A single number is the answer here: the count of lines in the records below in which the word "data" appears.

[[ Supplied records open ]]

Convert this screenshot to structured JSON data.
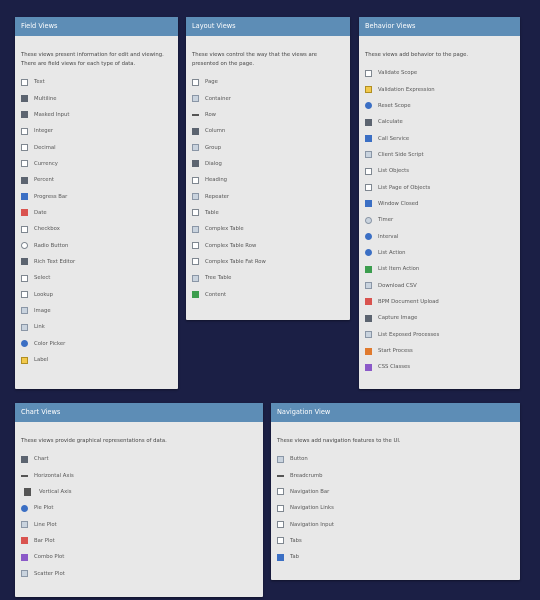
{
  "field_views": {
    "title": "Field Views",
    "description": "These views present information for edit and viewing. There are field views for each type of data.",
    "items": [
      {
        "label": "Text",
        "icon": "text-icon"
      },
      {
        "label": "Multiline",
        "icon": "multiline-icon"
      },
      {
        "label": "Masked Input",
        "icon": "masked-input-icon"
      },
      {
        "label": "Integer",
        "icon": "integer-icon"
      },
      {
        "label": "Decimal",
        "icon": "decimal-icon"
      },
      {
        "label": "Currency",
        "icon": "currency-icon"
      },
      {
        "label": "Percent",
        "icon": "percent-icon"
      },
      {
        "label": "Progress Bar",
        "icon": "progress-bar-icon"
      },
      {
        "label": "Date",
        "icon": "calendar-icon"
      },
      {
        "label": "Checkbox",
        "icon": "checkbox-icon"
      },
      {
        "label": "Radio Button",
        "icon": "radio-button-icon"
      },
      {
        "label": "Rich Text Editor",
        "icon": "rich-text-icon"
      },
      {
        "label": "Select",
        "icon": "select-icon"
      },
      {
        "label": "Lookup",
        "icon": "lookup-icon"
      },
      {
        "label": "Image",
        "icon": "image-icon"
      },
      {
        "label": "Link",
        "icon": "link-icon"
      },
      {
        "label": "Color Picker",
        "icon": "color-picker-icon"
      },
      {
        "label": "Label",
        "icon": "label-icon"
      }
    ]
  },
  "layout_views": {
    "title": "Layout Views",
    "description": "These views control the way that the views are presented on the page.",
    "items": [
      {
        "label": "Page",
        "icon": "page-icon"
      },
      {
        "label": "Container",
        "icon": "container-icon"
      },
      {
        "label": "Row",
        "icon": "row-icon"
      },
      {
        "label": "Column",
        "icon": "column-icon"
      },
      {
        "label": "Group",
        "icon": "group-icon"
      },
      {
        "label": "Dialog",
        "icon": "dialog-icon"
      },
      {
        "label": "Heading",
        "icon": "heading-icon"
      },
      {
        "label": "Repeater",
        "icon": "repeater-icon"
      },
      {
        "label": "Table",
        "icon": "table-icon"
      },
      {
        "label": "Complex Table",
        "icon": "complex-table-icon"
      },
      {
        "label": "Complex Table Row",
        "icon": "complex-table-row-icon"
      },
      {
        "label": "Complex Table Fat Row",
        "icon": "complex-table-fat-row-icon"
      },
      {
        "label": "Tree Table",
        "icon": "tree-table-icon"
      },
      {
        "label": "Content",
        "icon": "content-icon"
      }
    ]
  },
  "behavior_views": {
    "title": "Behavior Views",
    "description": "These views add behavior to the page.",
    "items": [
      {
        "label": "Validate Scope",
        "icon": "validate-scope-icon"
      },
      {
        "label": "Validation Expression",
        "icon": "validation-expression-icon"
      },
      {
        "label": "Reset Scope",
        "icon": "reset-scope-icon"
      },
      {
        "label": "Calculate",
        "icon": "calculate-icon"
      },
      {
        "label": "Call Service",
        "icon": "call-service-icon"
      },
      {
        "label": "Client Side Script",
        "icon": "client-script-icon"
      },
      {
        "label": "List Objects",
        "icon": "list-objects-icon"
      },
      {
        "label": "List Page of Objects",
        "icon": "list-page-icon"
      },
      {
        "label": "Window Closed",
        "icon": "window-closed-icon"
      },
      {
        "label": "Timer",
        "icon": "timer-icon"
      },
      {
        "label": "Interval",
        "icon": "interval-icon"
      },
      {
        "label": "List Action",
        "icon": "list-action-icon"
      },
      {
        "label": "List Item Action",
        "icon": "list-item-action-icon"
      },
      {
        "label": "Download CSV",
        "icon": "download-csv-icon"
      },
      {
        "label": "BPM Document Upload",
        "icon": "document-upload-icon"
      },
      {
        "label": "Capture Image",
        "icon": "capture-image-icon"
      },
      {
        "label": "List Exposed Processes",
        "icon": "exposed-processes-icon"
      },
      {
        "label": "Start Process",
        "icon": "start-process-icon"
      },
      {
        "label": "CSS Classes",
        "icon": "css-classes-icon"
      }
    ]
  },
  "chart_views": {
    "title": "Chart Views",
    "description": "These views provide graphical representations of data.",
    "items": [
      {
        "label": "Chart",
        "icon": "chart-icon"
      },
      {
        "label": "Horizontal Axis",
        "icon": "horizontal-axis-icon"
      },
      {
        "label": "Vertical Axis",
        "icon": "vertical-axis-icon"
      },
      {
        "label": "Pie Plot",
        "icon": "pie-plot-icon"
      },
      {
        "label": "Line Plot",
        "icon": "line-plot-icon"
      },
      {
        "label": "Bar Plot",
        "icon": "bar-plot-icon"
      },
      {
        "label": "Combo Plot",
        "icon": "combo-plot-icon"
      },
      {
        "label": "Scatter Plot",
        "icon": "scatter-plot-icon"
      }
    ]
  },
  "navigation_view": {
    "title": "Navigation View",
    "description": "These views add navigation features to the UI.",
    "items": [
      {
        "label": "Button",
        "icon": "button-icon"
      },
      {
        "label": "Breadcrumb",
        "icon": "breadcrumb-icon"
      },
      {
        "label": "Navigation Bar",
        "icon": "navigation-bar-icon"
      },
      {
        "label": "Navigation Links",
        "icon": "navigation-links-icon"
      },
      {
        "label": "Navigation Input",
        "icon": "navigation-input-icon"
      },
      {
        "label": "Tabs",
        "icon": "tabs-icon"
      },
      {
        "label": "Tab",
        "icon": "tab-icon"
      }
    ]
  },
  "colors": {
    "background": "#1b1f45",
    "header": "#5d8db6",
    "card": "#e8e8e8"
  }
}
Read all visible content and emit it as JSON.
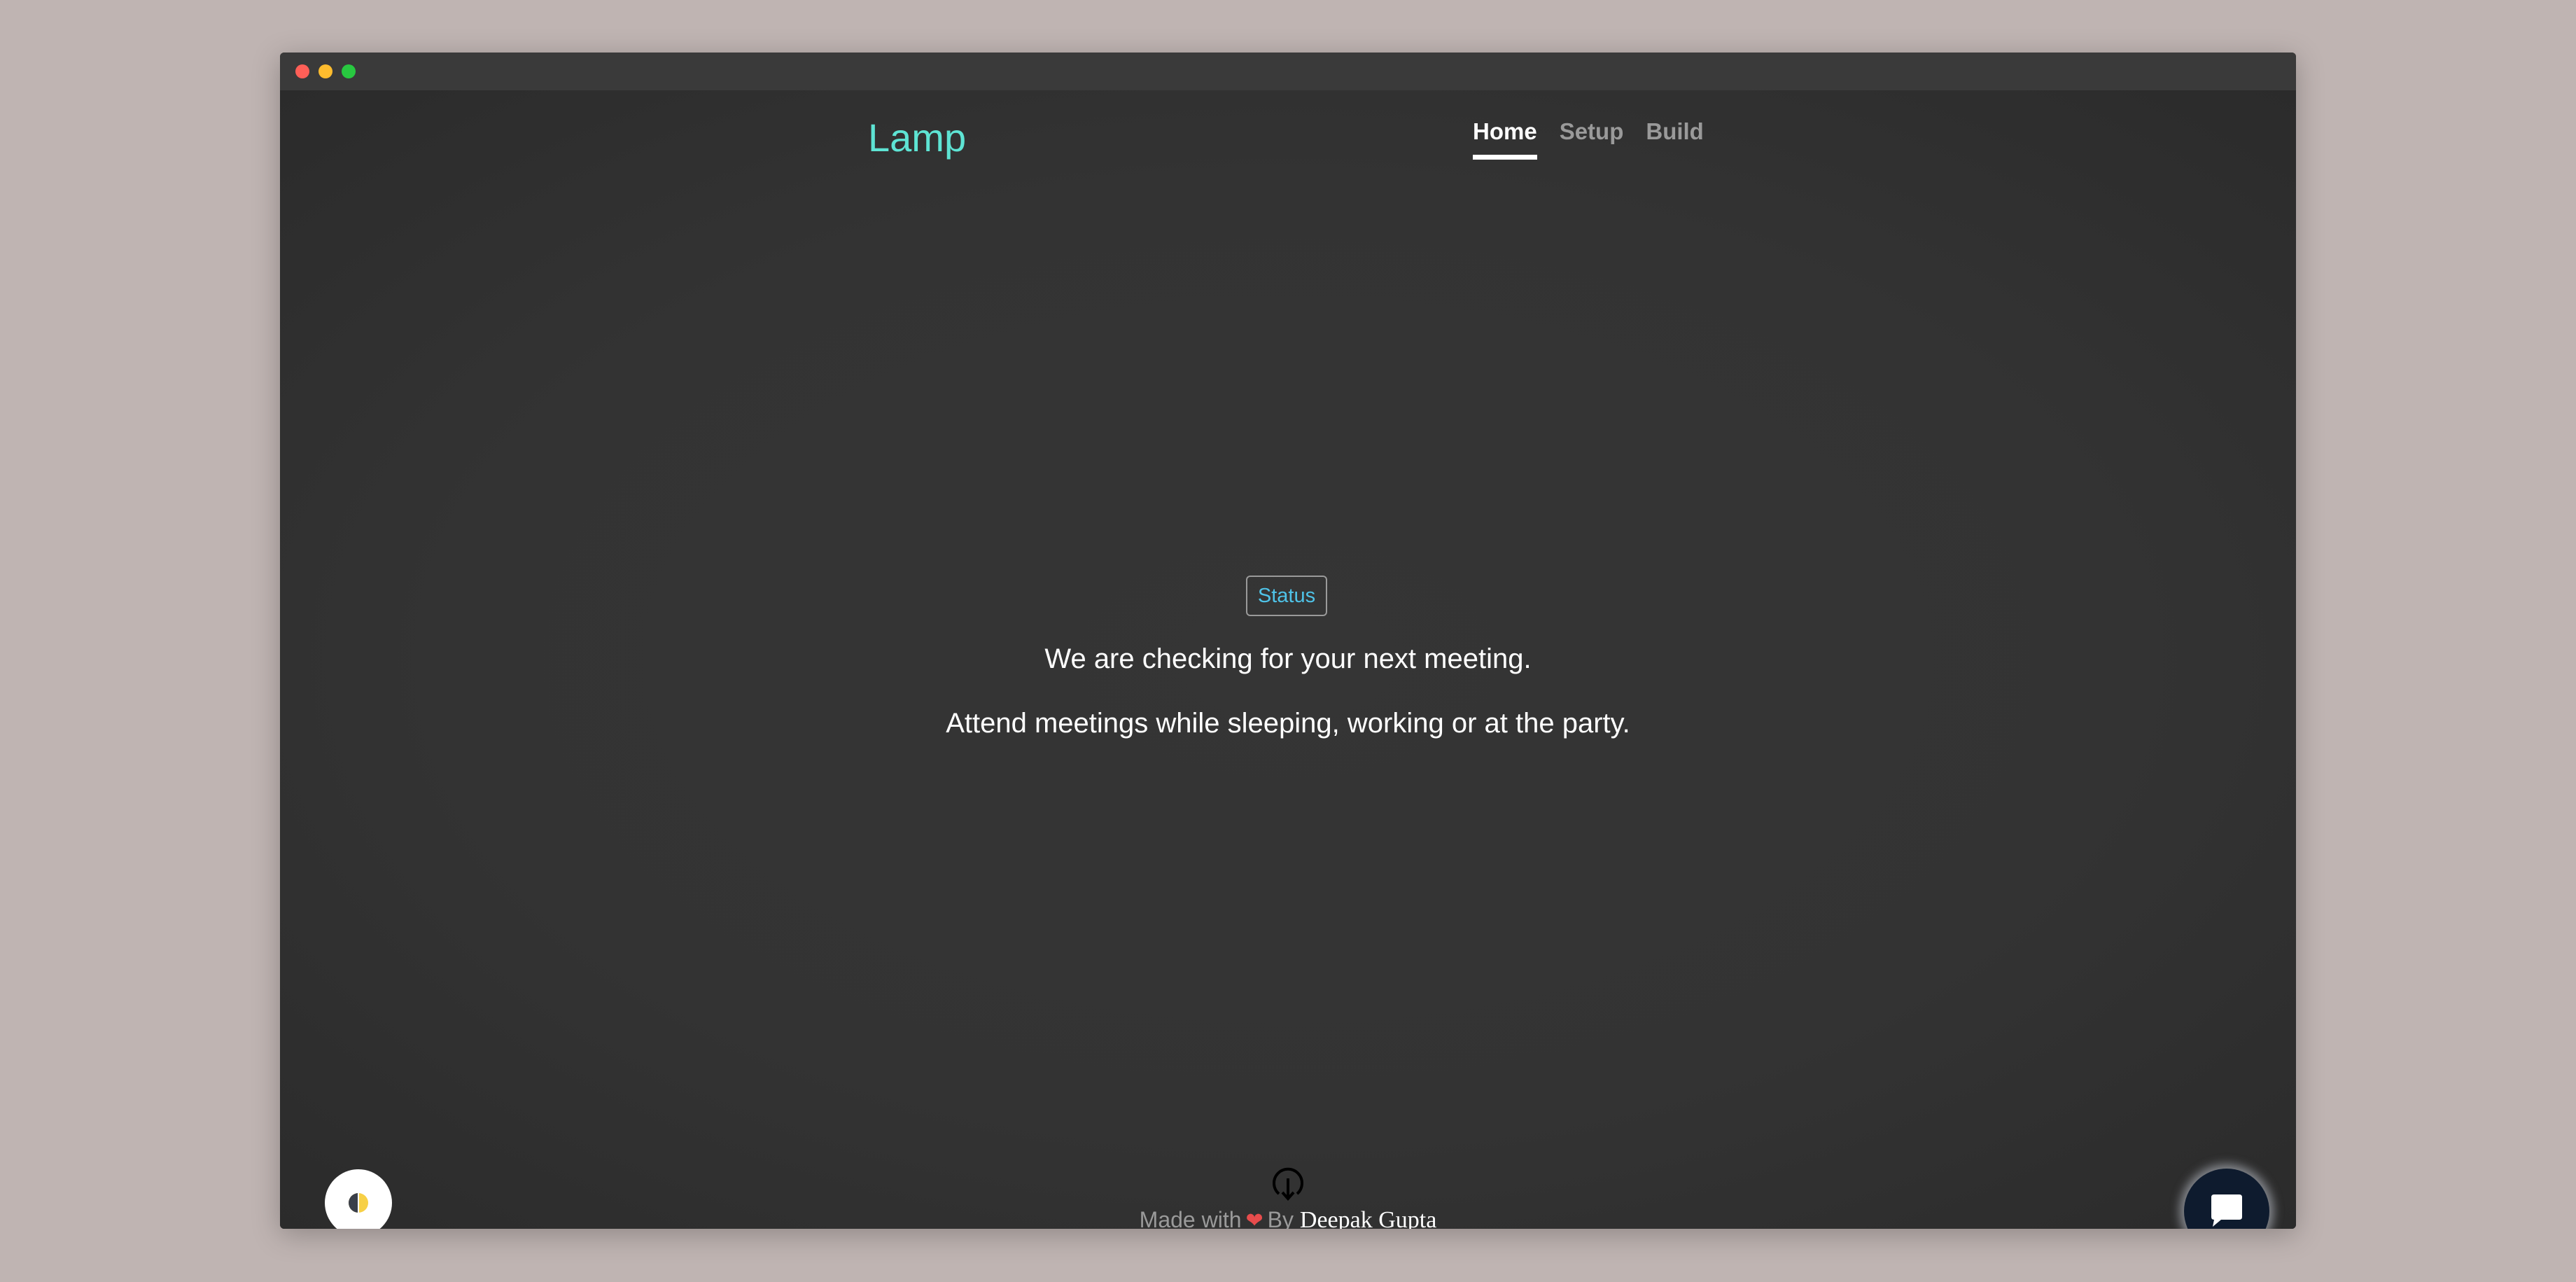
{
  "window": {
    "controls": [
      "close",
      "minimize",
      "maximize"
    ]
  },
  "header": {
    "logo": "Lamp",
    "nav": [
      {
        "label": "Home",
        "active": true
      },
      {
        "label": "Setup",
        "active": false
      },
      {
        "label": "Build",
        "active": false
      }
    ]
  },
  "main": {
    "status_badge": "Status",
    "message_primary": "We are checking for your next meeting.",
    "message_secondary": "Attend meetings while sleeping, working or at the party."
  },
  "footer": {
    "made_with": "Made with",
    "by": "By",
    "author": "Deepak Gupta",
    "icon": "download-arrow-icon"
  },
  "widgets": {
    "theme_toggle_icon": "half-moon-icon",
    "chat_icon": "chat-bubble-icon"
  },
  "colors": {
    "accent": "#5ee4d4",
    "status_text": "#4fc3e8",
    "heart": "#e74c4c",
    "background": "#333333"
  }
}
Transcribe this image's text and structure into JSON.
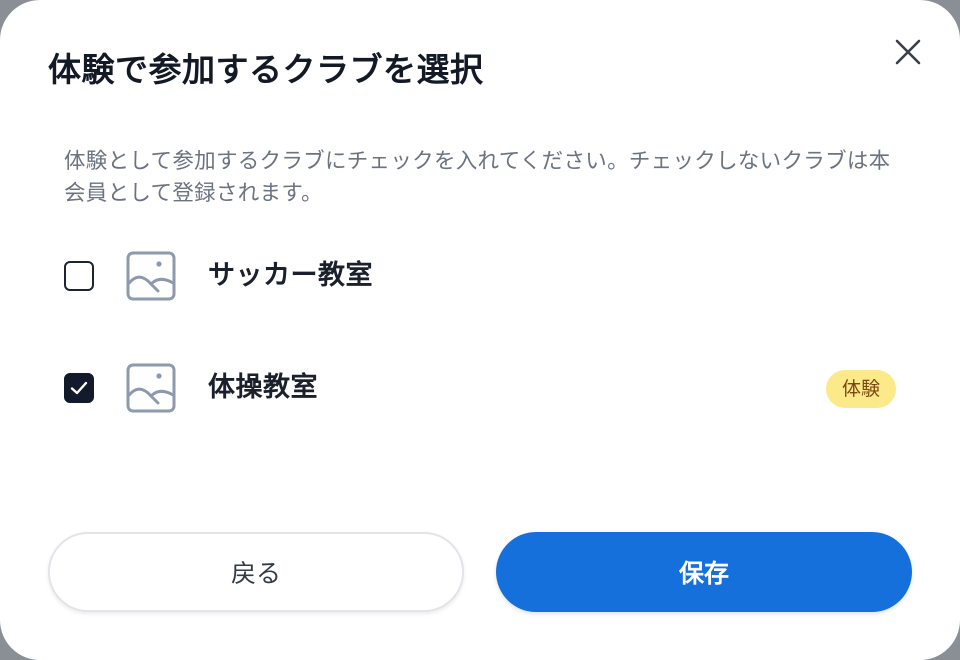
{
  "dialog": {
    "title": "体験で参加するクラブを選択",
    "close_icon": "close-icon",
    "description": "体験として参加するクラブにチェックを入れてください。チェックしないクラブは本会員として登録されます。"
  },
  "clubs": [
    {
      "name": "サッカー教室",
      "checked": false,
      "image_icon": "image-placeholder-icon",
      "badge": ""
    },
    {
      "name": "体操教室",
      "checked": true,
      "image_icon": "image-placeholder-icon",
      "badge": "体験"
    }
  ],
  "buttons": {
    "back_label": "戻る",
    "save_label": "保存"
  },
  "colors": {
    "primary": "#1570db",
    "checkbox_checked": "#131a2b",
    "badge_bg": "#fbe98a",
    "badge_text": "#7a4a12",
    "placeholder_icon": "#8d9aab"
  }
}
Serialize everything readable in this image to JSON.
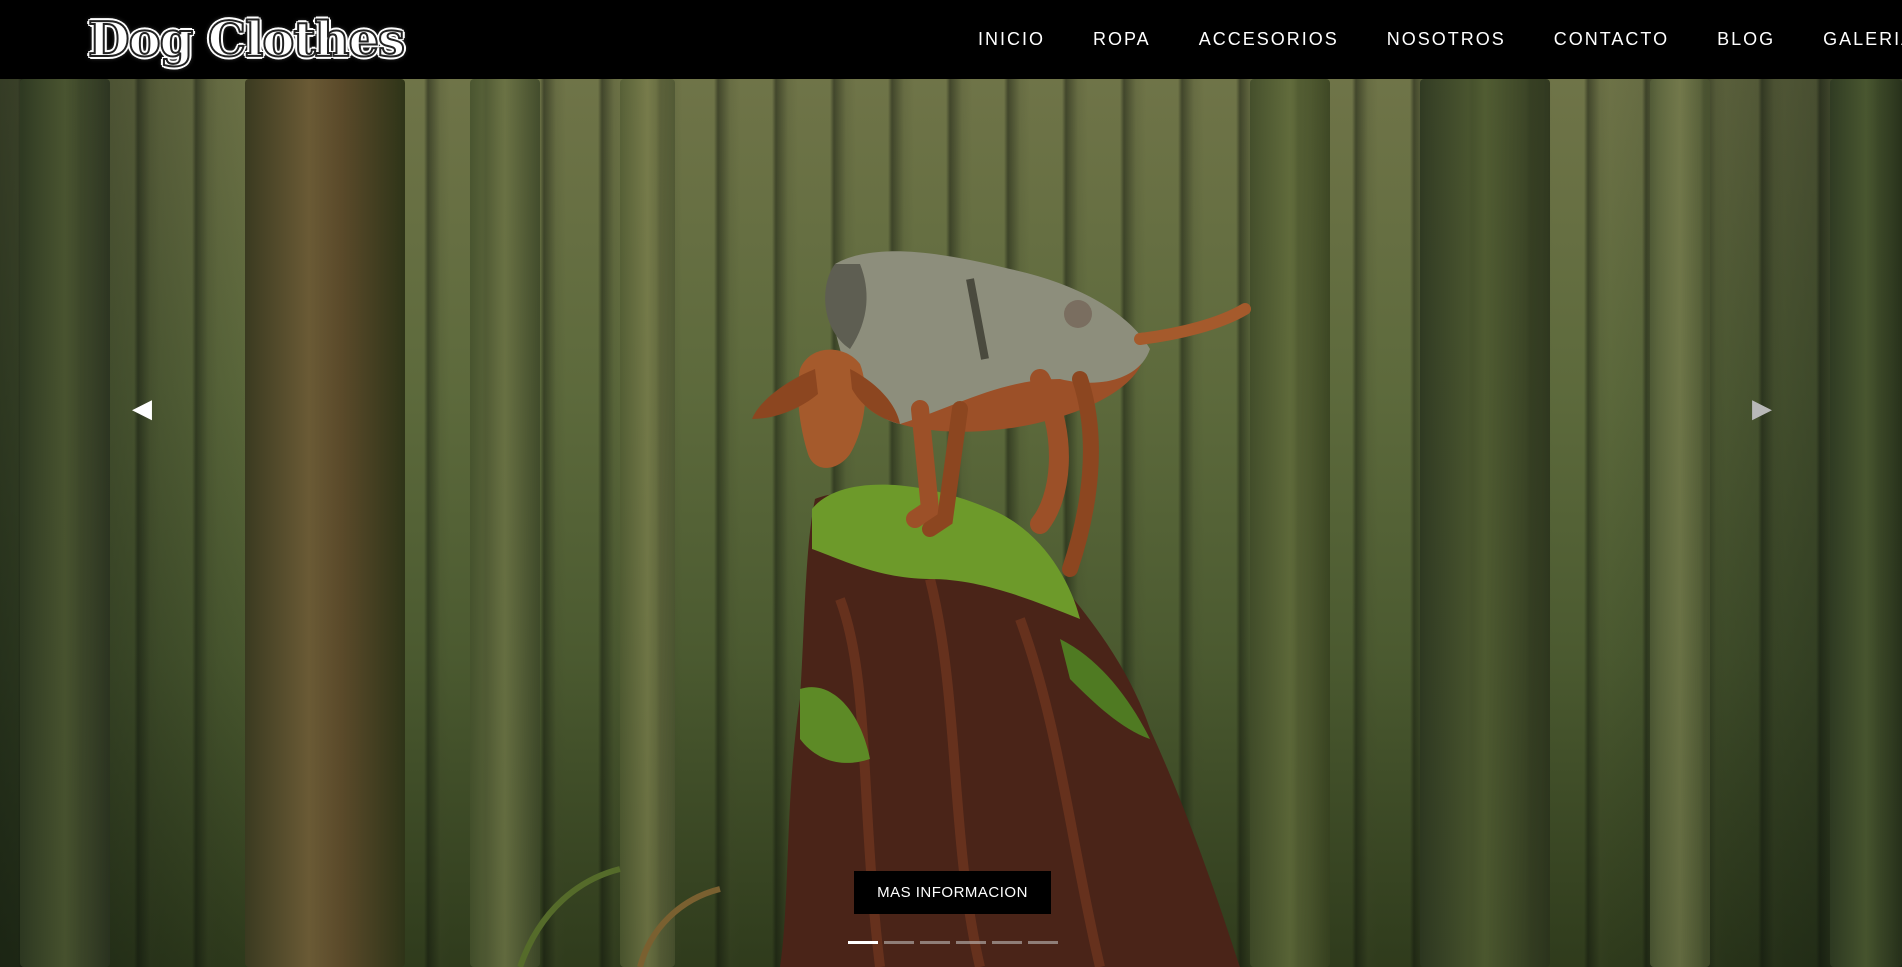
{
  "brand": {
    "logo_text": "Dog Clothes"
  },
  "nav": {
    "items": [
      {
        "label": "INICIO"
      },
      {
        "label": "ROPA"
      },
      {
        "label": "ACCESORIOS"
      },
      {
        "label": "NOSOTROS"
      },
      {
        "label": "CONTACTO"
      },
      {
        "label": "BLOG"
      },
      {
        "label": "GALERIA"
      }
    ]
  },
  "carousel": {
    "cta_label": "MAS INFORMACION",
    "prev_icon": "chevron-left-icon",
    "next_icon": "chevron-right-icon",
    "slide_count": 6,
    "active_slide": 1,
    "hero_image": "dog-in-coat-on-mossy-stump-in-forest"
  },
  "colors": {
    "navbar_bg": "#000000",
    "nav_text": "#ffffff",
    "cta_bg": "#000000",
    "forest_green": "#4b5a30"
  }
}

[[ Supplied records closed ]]

### [Answer section]
3